[Task material — start]

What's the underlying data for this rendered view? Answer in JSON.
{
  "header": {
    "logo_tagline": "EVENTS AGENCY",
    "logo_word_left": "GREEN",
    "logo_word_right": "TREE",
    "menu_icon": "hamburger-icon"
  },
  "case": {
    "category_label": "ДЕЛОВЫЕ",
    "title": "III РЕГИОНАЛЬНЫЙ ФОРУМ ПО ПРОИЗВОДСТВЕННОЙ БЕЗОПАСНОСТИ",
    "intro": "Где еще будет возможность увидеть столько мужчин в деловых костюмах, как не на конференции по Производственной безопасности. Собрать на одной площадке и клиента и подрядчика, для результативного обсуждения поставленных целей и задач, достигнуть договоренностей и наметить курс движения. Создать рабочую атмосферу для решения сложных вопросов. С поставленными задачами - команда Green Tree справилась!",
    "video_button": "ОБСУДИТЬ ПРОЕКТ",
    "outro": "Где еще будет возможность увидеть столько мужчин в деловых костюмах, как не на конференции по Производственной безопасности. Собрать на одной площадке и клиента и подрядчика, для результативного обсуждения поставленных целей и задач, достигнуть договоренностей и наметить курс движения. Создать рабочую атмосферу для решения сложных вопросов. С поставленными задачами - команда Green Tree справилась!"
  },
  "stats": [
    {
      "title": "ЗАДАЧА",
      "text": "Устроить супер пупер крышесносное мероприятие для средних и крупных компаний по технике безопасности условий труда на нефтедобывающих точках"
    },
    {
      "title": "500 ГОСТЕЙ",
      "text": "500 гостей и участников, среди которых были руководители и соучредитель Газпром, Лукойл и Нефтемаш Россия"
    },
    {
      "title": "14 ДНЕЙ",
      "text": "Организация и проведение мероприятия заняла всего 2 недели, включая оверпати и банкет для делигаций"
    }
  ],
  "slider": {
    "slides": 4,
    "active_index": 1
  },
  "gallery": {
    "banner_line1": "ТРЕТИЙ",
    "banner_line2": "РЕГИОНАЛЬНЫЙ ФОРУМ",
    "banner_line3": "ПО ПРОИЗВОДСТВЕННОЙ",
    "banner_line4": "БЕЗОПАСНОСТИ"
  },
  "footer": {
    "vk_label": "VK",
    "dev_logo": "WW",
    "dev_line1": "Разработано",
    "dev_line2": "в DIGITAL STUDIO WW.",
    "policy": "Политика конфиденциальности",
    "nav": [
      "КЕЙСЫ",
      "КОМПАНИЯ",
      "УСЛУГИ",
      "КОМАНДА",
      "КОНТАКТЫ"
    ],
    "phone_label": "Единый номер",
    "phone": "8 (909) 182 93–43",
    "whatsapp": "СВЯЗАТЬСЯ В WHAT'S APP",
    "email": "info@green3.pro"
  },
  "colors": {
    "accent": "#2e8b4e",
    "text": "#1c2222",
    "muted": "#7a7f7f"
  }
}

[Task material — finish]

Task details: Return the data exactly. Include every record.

Solution for this task:
What's the underlying data for this rendered view? Answer in JSON.
{
  "header": {
    "logo_tagline": "EVENTS AGENCY",
    "logo_word_left": "GREEN",
    "logo_word_right": "TREE",
    "menu_icon": "hamburger-icon"
  },
  "case": {
    "category_label": "ДЕЛОВЫЕ",
    "title": "III РЕГИОНАЛЬНЫЙ ФОРУМ ПО ПРОИЗВОДСТВЕННОЙ БЕЗОПАСНОСТИ",
    "intro": "Где еще будет возможность увидеть столько мужчин в деловых костюмах, как не на конференции по Производственной безопасности. Собрать на одной площадке и клиента и подрядчика, для результативного обсуждения поставленных целей и задач, достигнуть договоренностей и наметить курс движения. Создать рабочую атмосферу для решения сложных вопросов. С поставленными задачами - команда Green Tree справилась!",
    "video_button": "ОБСУДИТЬ ПРОЕКТ",
    "outro": "Где еще будет возможность увидеть столько мужчин в деловых костюмах, как не на конференции по Производственной безопасности. Собрать на одной площадке и клиента и подрядчика, для результативного обсуждения поставленных целей и задач, достигнуть договоренностей и наметить курс движения. Создать рабочую атмосферу для решения сложных вопросов. С поставленными задачами - команда Green Tree справилась!"
  },
  "stats": [
    {
      "title": "ЗАДАЧА",
      "text": "Устроить супер пупер крышесносное мероприятие для средних и крупных компаний по технике безопасности условий труда на нефтедобывающих точках"
    },
    {
      "title": "500 ГОСТЕЙ",
      "text": "500 гостей и участников, среди которых были руководители и соучредитель Газпром, Лукойл и Нефтемаш Россия"
    },
    {
      "title": "14 ДНЕЙ",
      "text": "Организация и проведение мероприятия заняла всего 2 недели, включая оверпати и банкет для делигаций"
    }
  ],
  "slider": {
    "slides": 4,
    "active_index": 1
  },
  "gallery": {
    "banner_line1": "ТРЕТИЙ",
    "banner_line2": "РЕГИОНАЛЬНЫЙ ФОРУМ",
    "banner_line3": "ПО ПРОИЗВОДСТВЕННОЙ",
    "banner_line4": "БЕЗОПАСНОСТИ"
  },
  "footer": {
    "vk_label": "VK",
    "dev_logo": "WW",
    "dev_line1": "Разработано",
    "dev_line2": "в DIGITAL STUDIO WW.",
    "policy": "Политика конфиденциальности",
    "nav": [
      "КЕЙСЫ",
      "КОМПАНИЯ",
      "УСЛУГИ",
      "КОМАНДА",
      "КОНТАКТЫ"
    ],
    "phone_label": "Единый номер",
    "phone": "8 (909) 182 93–43",
    "whatsapp": "СВЯЗАТЬСЯ В WHAT'S APP",
    "email": "info@green3.pro"
  },
  "colors": {
    "accent": "#2e8b4e",
    "text": "#1c2222",
    "muted": "#7a7f7f"
  }
}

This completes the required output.